Romance of roses
Ruth Goudy sorts ramblers from climbers
Climbers or ramblers? One of the most common questions at Kiln Farm Nursery is ‘What’s the difference between a climbing rose and a rambling rose?’ It’s simple. A climber ‘climbs’ and a rambler ‘scrambles’.
In my mind’s eye, I picture beautiful roses over a country cottage door. Even if you do not have the cottage, you can still have a rose arch or trellis by a door, over a pathway, or just as a feature in the garden. It takes some thought, though.
As a rambler ‘scrambles’ it looks looser and freer, and will very quickly cover the arch. The roses are often in boughs of seven which are smaller and generally only flower once a year. A climber behaves more like a floribunda or hybrid tea. The roses are usually larger, more ornamental and fragrant but they are slower growing and need to be pruned, trained and tied in, to support their solid stems. Their advantage is that they flower repeatedly over the summer, as long as you keep deadheading.
Rambling roses are good for covering places you want to hide such as old tree stumps, tanks or fences. They have a more natural look and, being a Suffolk farm girl, I prefer it. My absolute favourite is the wild Rosa Canina, which grows in hedgerows. The single, pale pink flower with yellow stamens has magical, peaceful and joyful properties for me.
PESTS & DISEASES

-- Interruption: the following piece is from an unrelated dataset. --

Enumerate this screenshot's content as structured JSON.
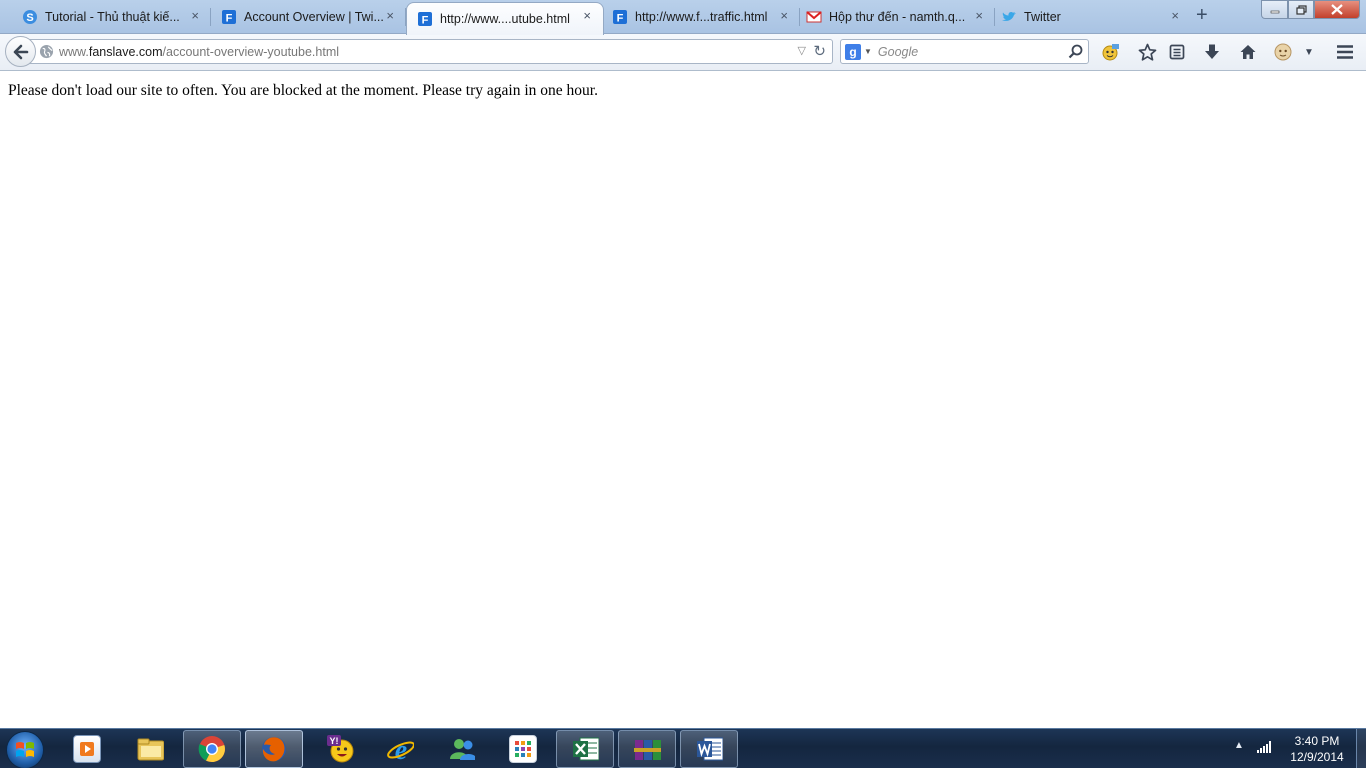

Black spot and rust both affect the leaves. Black spot is black or brown spots on the leaves, which give up and fall early. Rust turns leaves yellow and causes yellow swellings on the underside which turn to brown blotches. Both are unsightly but not ‘fatal’. Prevention involves keeping the rose watered, feeding regularly, and pruning so that air circulates around the plant. If you see signs prune all affected leaves, collect any on the ground at the base of the plant and dispose of them (not on the compost heap). Aphids are tiny green insects that smother the underside of leaves and buds, choking the plant. You can use insecticides but try spraying them with water with a touch of washing up liquid. Aphids are a feast for ladybirds, a natural pesticide!